I do not see the point of having the collar on such a small and lightweight hatchet, it just gets in the way and adds unnecessary weight.
It's like half splitting axe half hatchet resulting in it being too light and small to split effectively and too thick to cut effectively.
axe is 4 functions tool (cut, carve, split, hammer)
saw is 1 functions tool (cut)
under a certain cross section axe is faster above saw is faster depending on hardness of wood what diameter it is.
i would have an axe as a single tool but i would prefer having both. you can make nicer cuts faster with a saw but without a hatchet you need to improvise a lot like making mauls and whatnot.
Hand made by Swedes that have to pay Swedish levels of tax and pay Swedish cost of living.
>that doesn't necessarily mean it's better than a chinky factory axe, just that it costs more to make.
You'd be correct to say that. Same deal with "damascus" steel. It's just more labor intensive to make it.
I can feel your warmth and intellectual depth from here.
I can imagine, I cut down a clearing 3 years ago and onlly returned up there few weeks ago and there are trees taller than me and as thick as my wrist growing. Some will coppice off of stumps quite well also.

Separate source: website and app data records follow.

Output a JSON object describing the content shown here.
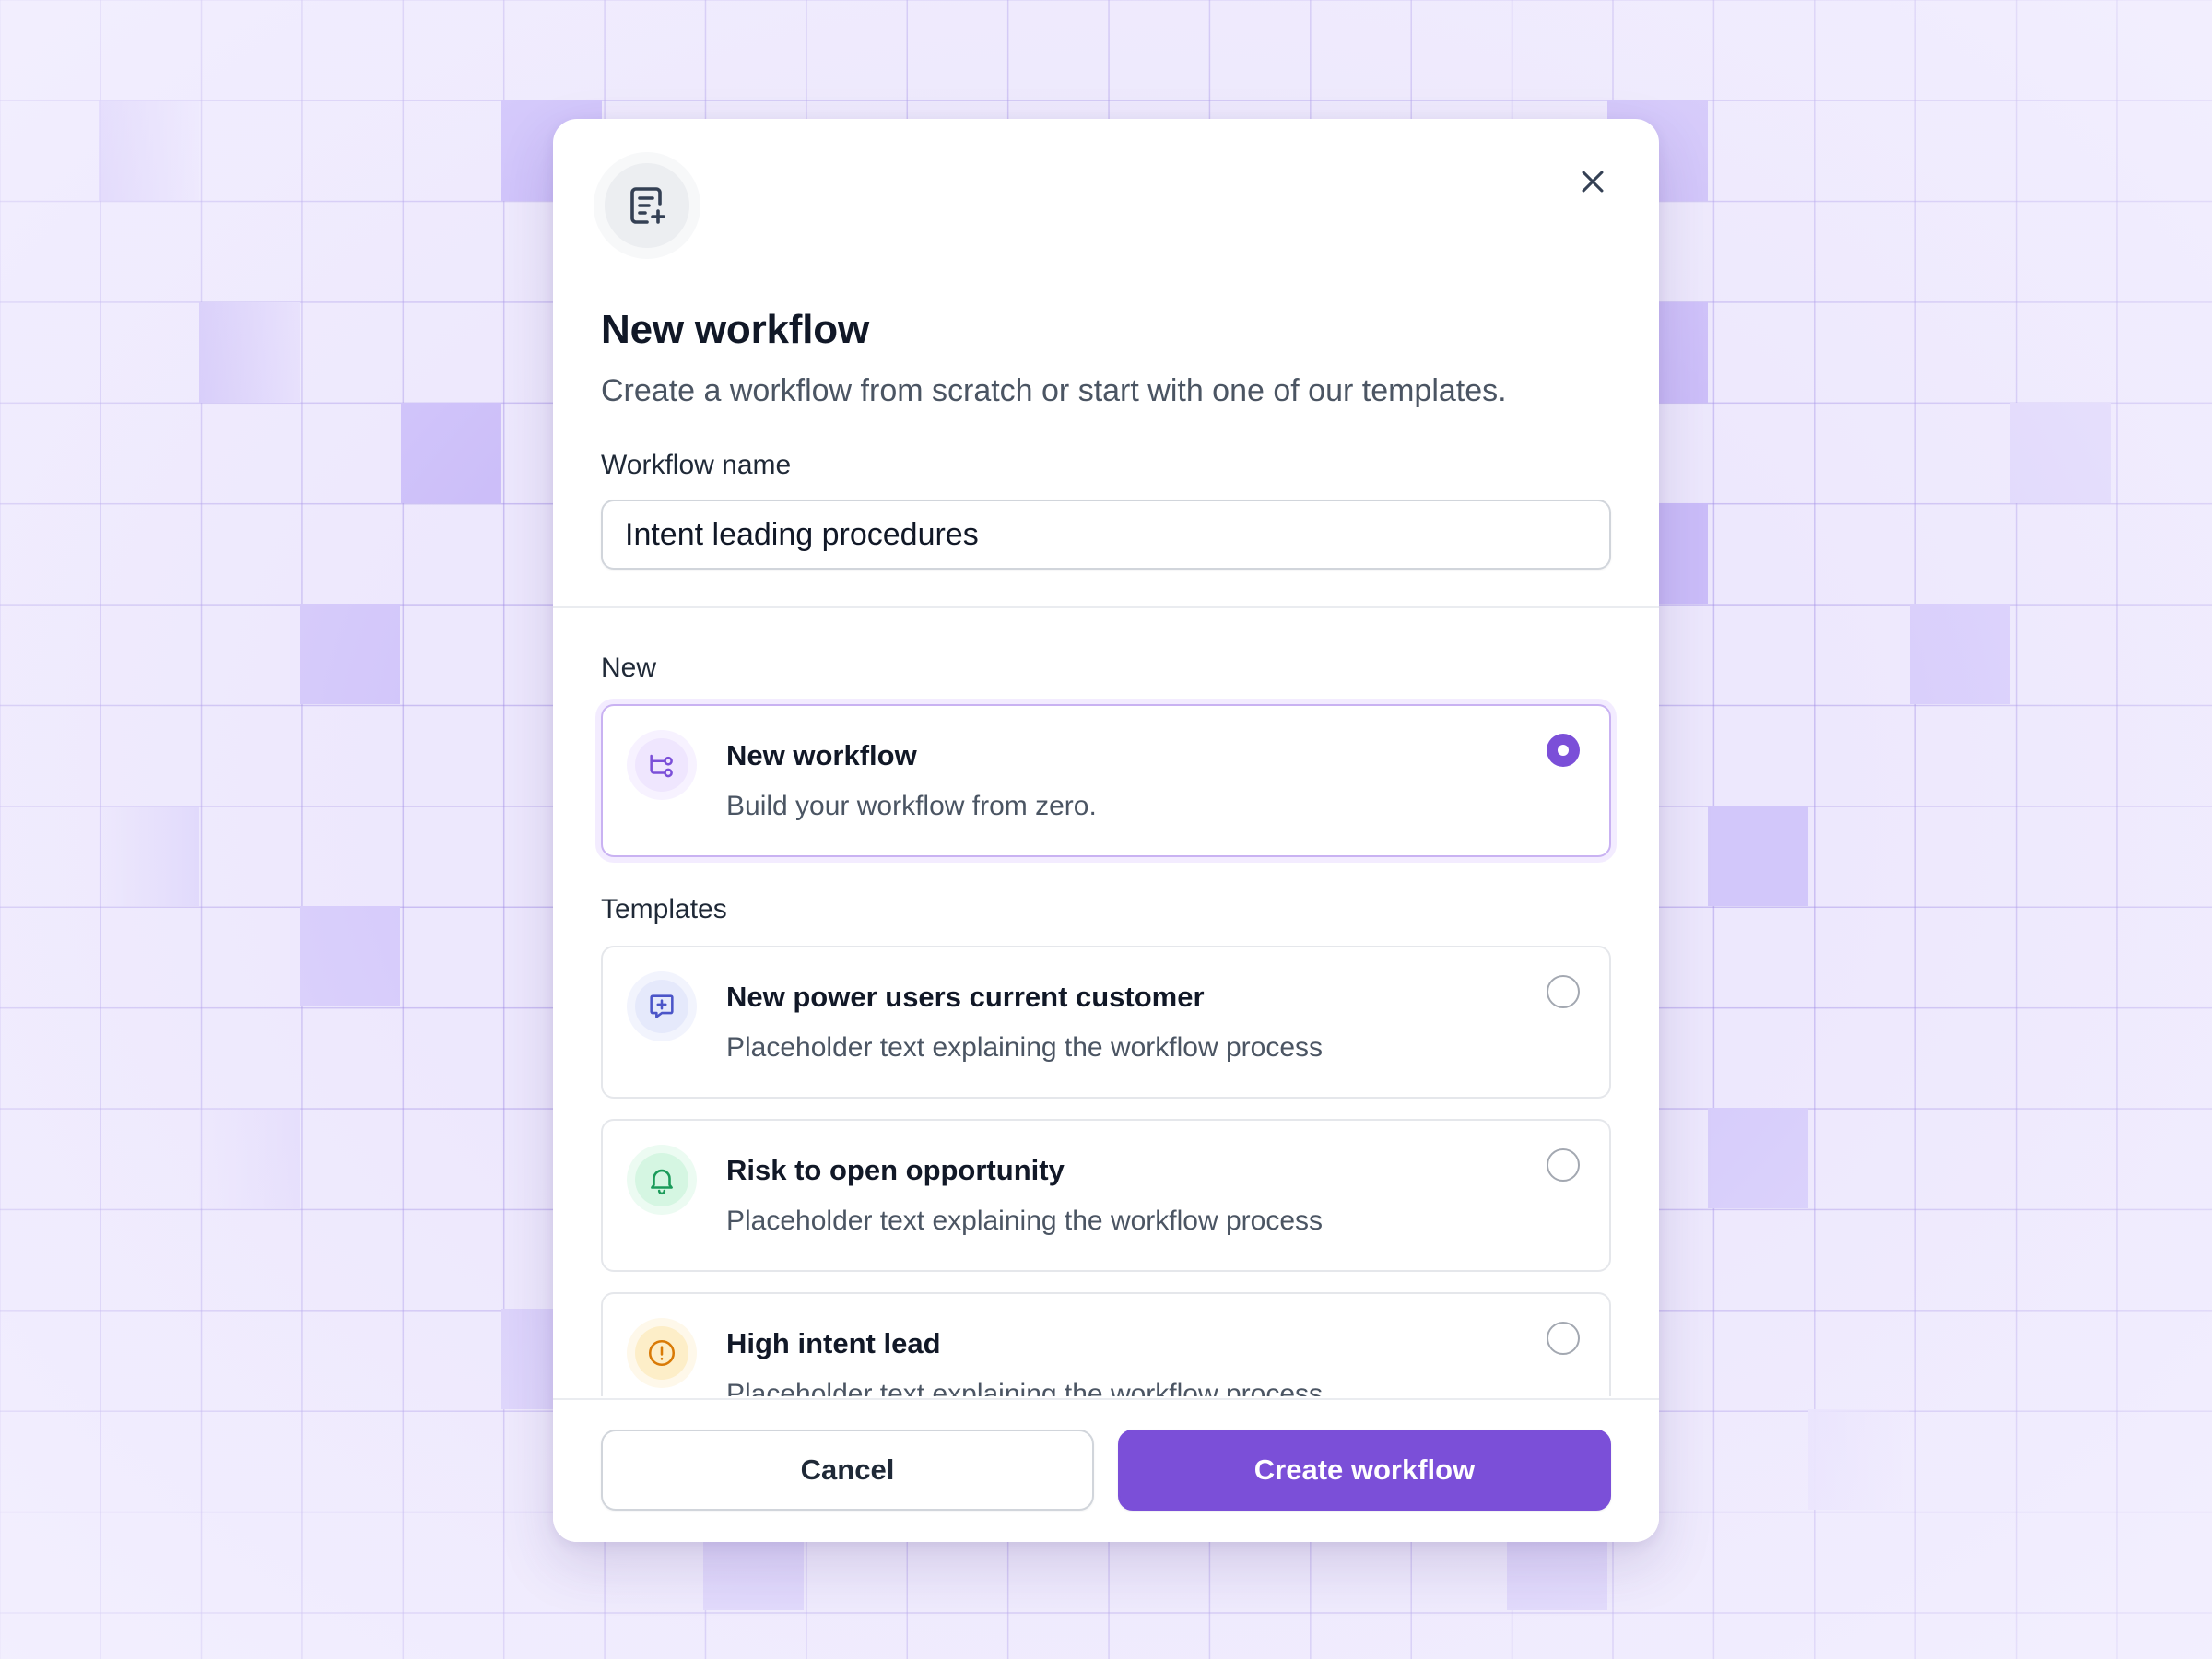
{
  "modal": {
    "title": "New workflow",
    "subtitle": "Create a workflow from scratch or start with one of our templates.",
    "header_icon": "file-plus-icon",
    "close_icon": "close-icon"
  },
  "form": {
    "name_label": "Workflow name",
    "name_value": "Intent leading procedures"
  },
  "sections": {
    "new_label": "New",
    "templates_label": "Templates"
  },
  "new_option": {
    "title": "New workflow",
    "description": "Build your workflow from zero.",
    "icon": "workflow-branch-icon",
    "selected": true
  },
  "templates": [
    {
      "title": "New power users current customer",
      "description": "Placeholder text explaining the workflow process",
      "icon": "message-plus-icon",
      "selected": false
    },
    {
      "title": "Risk to open opportunity",
      "description": "Placeholder text explaining the workflow process",
      "icon": "bell-icon",
      "selected": false
    },
    {
      "title": "High intent lead",
      "description": "Placeholder text explaining the workflow process",
      "icon": "alert-circle-icon",
      "selected": false
    }
  ],
  "footer": {
    "cancel_label": "Cancel",
    "create_label": "Create workflow"
  },
  "colors": {
    "accent": "#7b4fd8",
    "background": "#ede8fd",
    "selected_border": "#c9b2f2"
  }
}
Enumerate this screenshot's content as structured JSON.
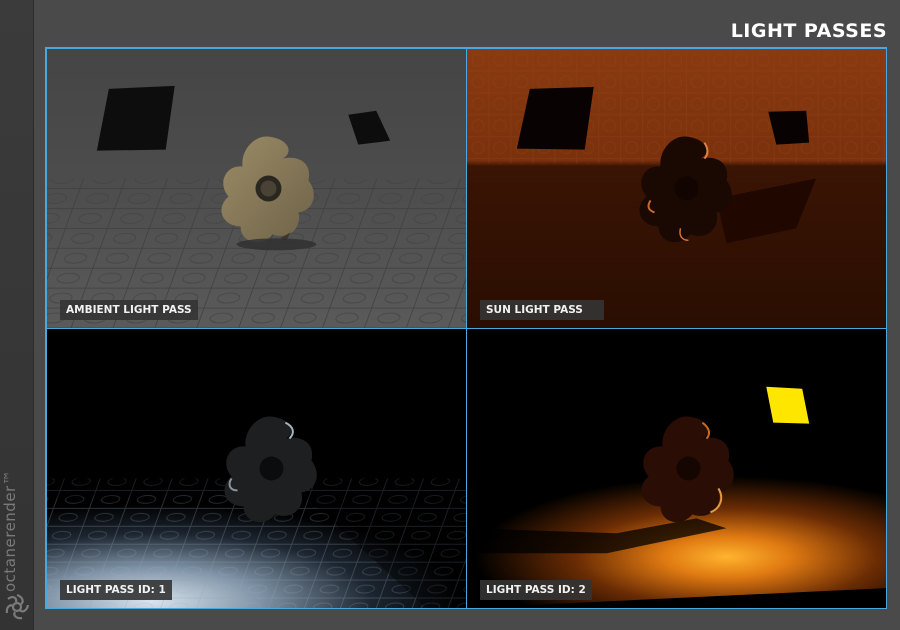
{
  "header": {
    "title": "LIGHT PASSES"
  },
  "brand": {
    "name": "octanerender™"
  },
  "panels": [
    {
      "label": "AMBIENT LIGHT PASS"
    },
    {
      "label": "SUN LIGHT PASS"
    },
    {
      "label": "LIGHT PASS ID: 1"
    },
    {
      "label": "LIGHT PASS ID: 2"
    }
  ],
  "colors": {
    "border": "#4aa8e0",
    "background": "#4a4a4a",
    "sidebar": "#363636"
  }
}
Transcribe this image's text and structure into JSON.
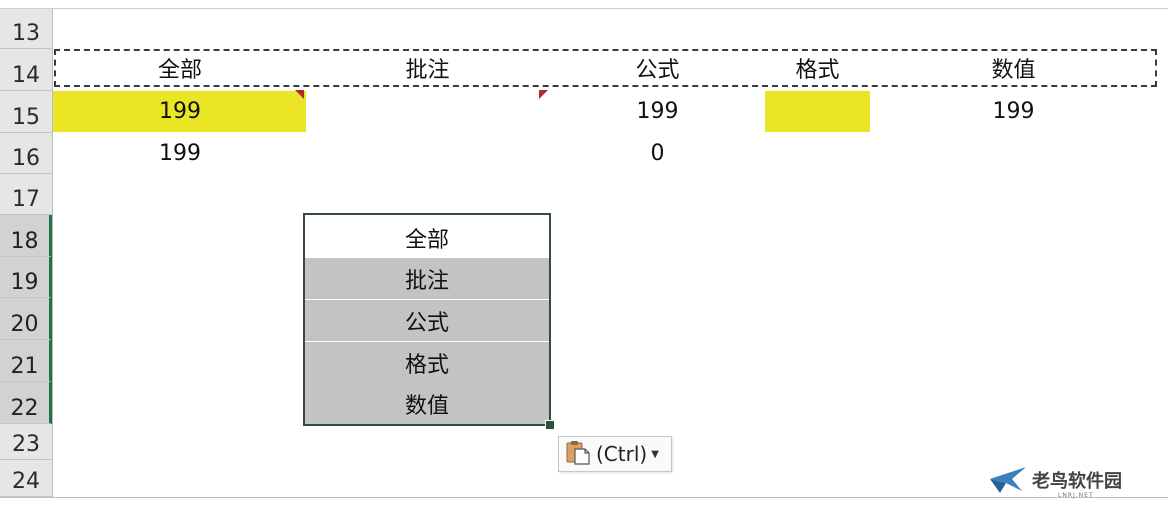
{
  "row_numbers": [
    "13",
    "14",
    "15",
    "16",
    "17",
    "18",
    "19",
    "20",
    "21",
    "22",
    "23",
    "24"
  ],
  "sheet": {
    "header": {
      "all": "全部",
      "comment": "批注",
      "formula": "公式",
      "format": "格式",
      "value": "数值"
    },
    "row15": {
      "all": "199",
      "formula": "199",
      "value": "199"
    },
    "row16": {
      "all": "199",
      "formula": "0"
    }
  },
  "dropdown": {
    "items": [
      "全部",
      "批注",
      "公式",
      "格式",
      "数值"
    ]
  },
  "paste_options": {
    "label": "(Ctrl)",
    "icon": "clipboard-icon"
  },
  "watermark": {
    "text": "老鸟软件园",
    "sub": "LNRJ.NET"
  },
  "colors": {
    "highlight": "#ebe625",
    "comment_marker": "#b3272d",
    "selection_border": "#2f4f3a",
    "dropdown_gray": "#c3c3c3"
  }
}
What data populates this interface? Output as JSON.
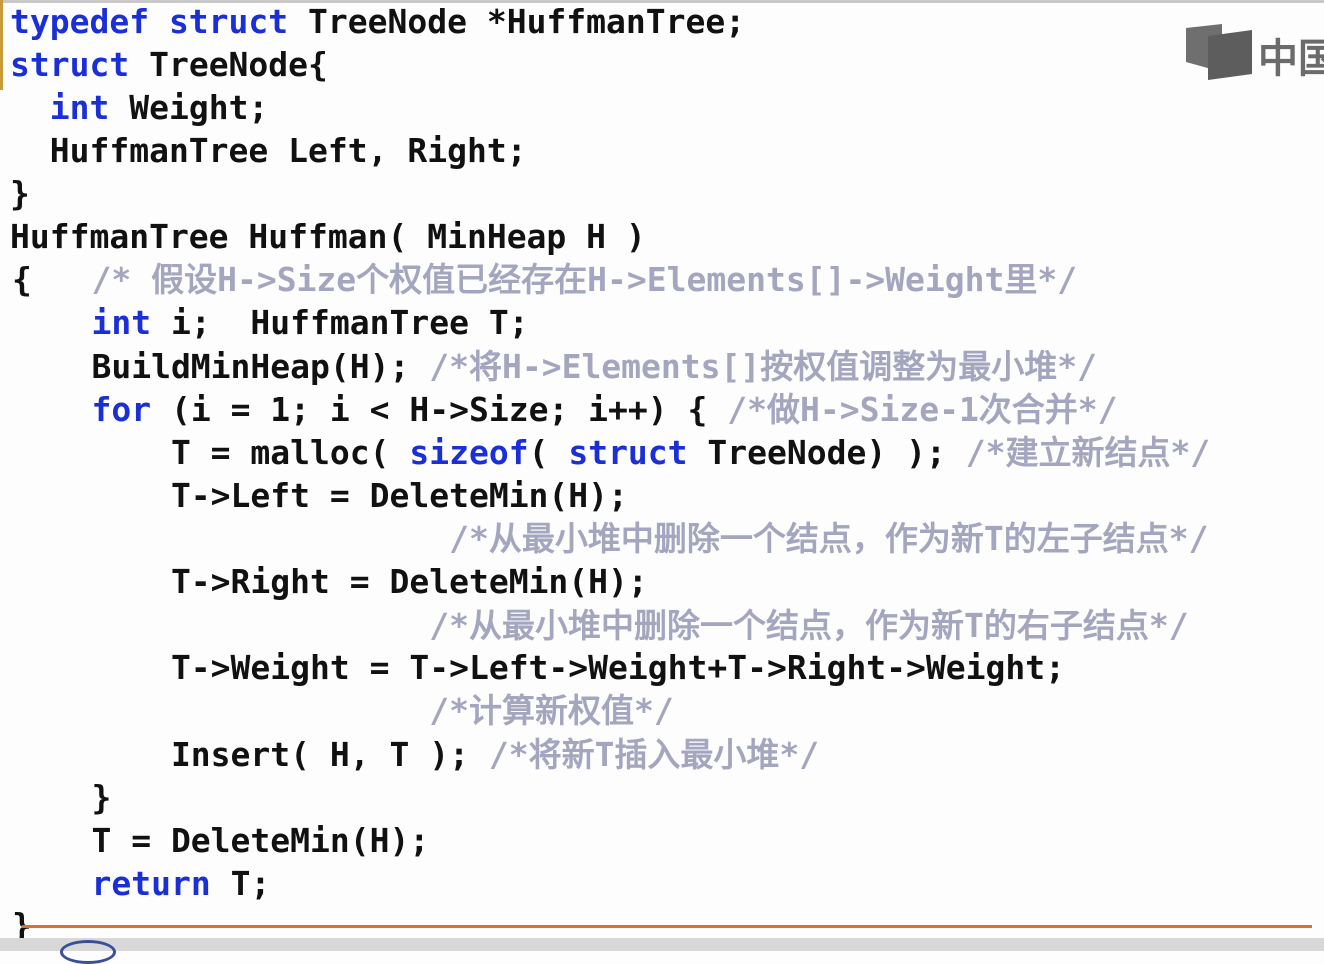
{
  "brand": {
    "logo_text": "中国"
  },
  "colors": {
    "keyword": "#1a2fd6",
    "comment": "#a3a6be",
    "text": "#111111",
    "accent_rule": "#d9722c"
  },
  "code": [
    {
      "segs": [
        {
          "t": "typedef struct",
          "c": "kw"
        },
        {
          "t": " TreeNode *HuffmanTree;",
          "c": "rs"
        }
      ]
    },
    {
      "segs": [
        {
          "t": "struct",
          "c": "kw"
        },
        {
          "t": " TreeNode{",
          "c": "rs"
        }
      ]
    },
    {
      "segs": [
        {
          "t": "  ",
          "c": "rs"
        },
        {
          "t": "int",
          "c": "kw"
        },
        {
          "t": " Weight;",
          "c": "rs"
        }
      ]
    },
    {
      "segs": [
        {
          "t": "  HuffmanTree Left, Right;",
          "c": "rs"
        }
      ]
    },
    {
      "segs": [
        {
          "t": "}",
          "c": "rs"
        }
      ]
    },
    {
      "segs": [
        {
          "t": "HuffmanTree Huffman( MinHeap H )",
          "c": "rs"
        }
      ]
    },
    {
      "segs": [
        {
          "t": "{   ",
          "c": "rs"
        },
        {
          "t": "/* 假设H->Size个权值已经存在H->Elements[]->Weight里*/",
          "c": "cm"
        }
      ]
    },
    {
      "segs": [
        {
          "t": "    ",
          "c": "rs"
        },
        {
          "t": "int",
          "c": "kw"
        },
        {
          "t": " i;  HuffmanTree T;",
          "c": "rs"
        }
      ]
    },
    {
      "segs": [
        {
          "t": "    BuildMinHeap(H); ",
          "c": "rs"
        },
        {
          "t": "/*将H->Elements[]按权值调整为最小堆*/",
          "c": "cm"
        }
      ]
    },
    {
      "segs": [
        {
          "t": "    ",
          "c": "rs"
        },
        {
          "t": "for",
          "c": "kw"
        },
        {
          "t": " (i = 1; i < H->Size; i++) { ",
          "c": "rs"
        },
        {
          "t": "/*做H->Size-1次合并*/",
          "c": "cm"
        }
      ]
    },
    {
      "segs": [
        {
          "t": "        T = malloc( ",
          "c": "rs"
        },
        {
          "t": "sizeof",
          "c": "kw"
        },
        {
          "t": "( ",
          "c": "rs"
        },
        {
          "t": "struct",
          "c": "kw"
        },
        {
          "t": " TreeNode) ); ",
          "c": "rs"
        },
        {
          "t": "/*建立新结点*/",
          "c": "cm"
        }
      ]
    },
    {
      "segs": [
        {
          "t": "        T->Left = DeleteMin(H);",
          "c": "rs"
        }
      ]
    },
    {
      "segs": [
        {
          "t": "                      ",
          "c": "rs"
        },
        {
          "t": "/*从最小堆中删除一个结点，作为新T的左子结点*/",
          "c": "cm"
        }
      ]
    },
    {
      "segs": [
        {
          "t": "        T->Right = DeleteMin(H);",
          "c": "rs"
        }
      ]
    },
    {
      "segs": [
        {
          "t": "                     ",
          "c": "rs"
        },
        {
          "t": "/*从最小堆中删除一个结点，作为新T的右子结点*/",
          "c": "cm"
        }
      ]
    },
    {
      "segs": [
        {
          "t": "        T->Weight = T->Left->Weight+T->Right->Weight;",
          "c": "rs"
        }
      ]
    },
    {
      "segs": [
        {
          "t": "                     ",
          "c": "rs"
        },
        {
          "t": "/*计算新权值*/",
          "c": "cm"
        }
      ]
    },
    {
      "segs": [
        {
          "t": "        Insert( H, T ); ",
          "c": "rs"
        },
        {
          "t": "/*将新T插入最小堆*/",
          "c": "cm"
        }
      ]
    },
    {
      "segs": [
        {
          "t": "    }",
          "c": "rs"
        }
      ]
    },
    {
      "segs": [
        {
          "t": "    T = DeleteMin(H);",
          "c": "rs"
        }
      ]
    },
    {
      "segs": [
        {
          "t": "    ",
          "c": "rs"
        },
        {
          "t": "return",
          "c": "kw"
        },
        {
          "t": " T;",
          "c": "rs"
        }
      ]
    },
    {
      "segs": [
        {
          "t": "}",
          "c": "rs"
        }
      ]
    }
  ]
}
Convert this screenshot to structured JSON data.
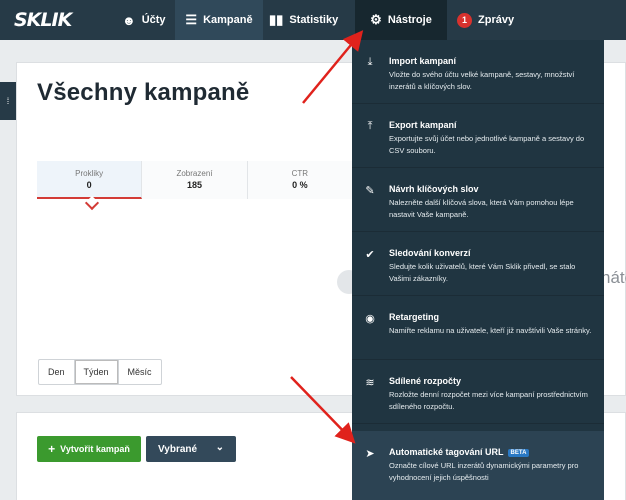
{
  "nav": {
    "logo": "SKLIK",
    "ucty": "Účty",
    "kampane": "Kampaně",
    "statistiky": "Statistiky",
    "nastroje": "Nástroje",
    "zpravy": "Zprávy",
    "zpravy_badge": "1"
  },
  "page": {
    "title": "Všechny kampaně",
    "stats": [
      {
        "label": "Prokliky",
        "value": "0"
      },
      {
        "label": "Zobrazení",
        "value": "185"
      },
      {
        "label": "CTR",
        "value": "0 %"
      }
    ],
    "periods": [
      "Den",
      "Týden",
      "Měsíc"
    ],
    "active_period": "Týden",
    "create_button": "Vytvořit kampaň",
    "select_button": "Vybrané",
    "chart_text_fragment": "náte"
  },
  "tools_menu": [
    {
      "icon": "download-icon",
      "title": "Import kampaní",
      "desc": "Vložte do svého účtu velké kampaně, sestavy, množství inzerátů a klíčových slov."
    },
    {
      "icon": "upload-icon",
      "title": "Export kampaní",
      "desc": "Exportujte svůj účet nebo jednotlivé kampaně a sestavy do CSV souboru."
    },
    {
      "icon": "pencil-icon",
      "title": "Návrh klíčových slov",
      "desc": "Nalezněte další klíčová slova, která Vám pomohou lépe nastavit Vaše kampaně."
    },
    {
      "icon": "check-icon",
      "title": "Sledování konverzí",
      "desc": "Sledujte kolik uživatelů, které Vám Sklik přivedl, se stalo Vašimi zákazníky."
    },
    {
      "icon": "target-icon",
      "title": "Retargeting",
      "desc": "Namiřte reklamu na uživatele, kteří již navštívili Vaše stránky."
    },
    {
      "icon": "coins-icon",
      "title": "Sdílené rozpočty",
      "desc": "Rozložte denní rozpočet mezi více kampaní prostřednictvím sdíleného rozpočtu."
    },
    {
      "icon": "tag-icon",
      "title": "Automatické tagování URL",
      "badge": "BETA",
      "desc": "Označte cílové URL inzerátů dynamickými parametry pro vyhodnocení jejich úspěšnosti"
    }
  ],
  "colors": {
    "topbar": "#263a47",
    "menu_bg": "#203541",
    "accent_red": "#d33b36",
    "create_green": "#3b9a2e"
  }
}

Is that a leaf spring knife?
I've done four myself, gave three away. The one I've kept is amazing. Holds a great edge and durable as anything.
Only thing is it's so heavy I may as well take a hatchet.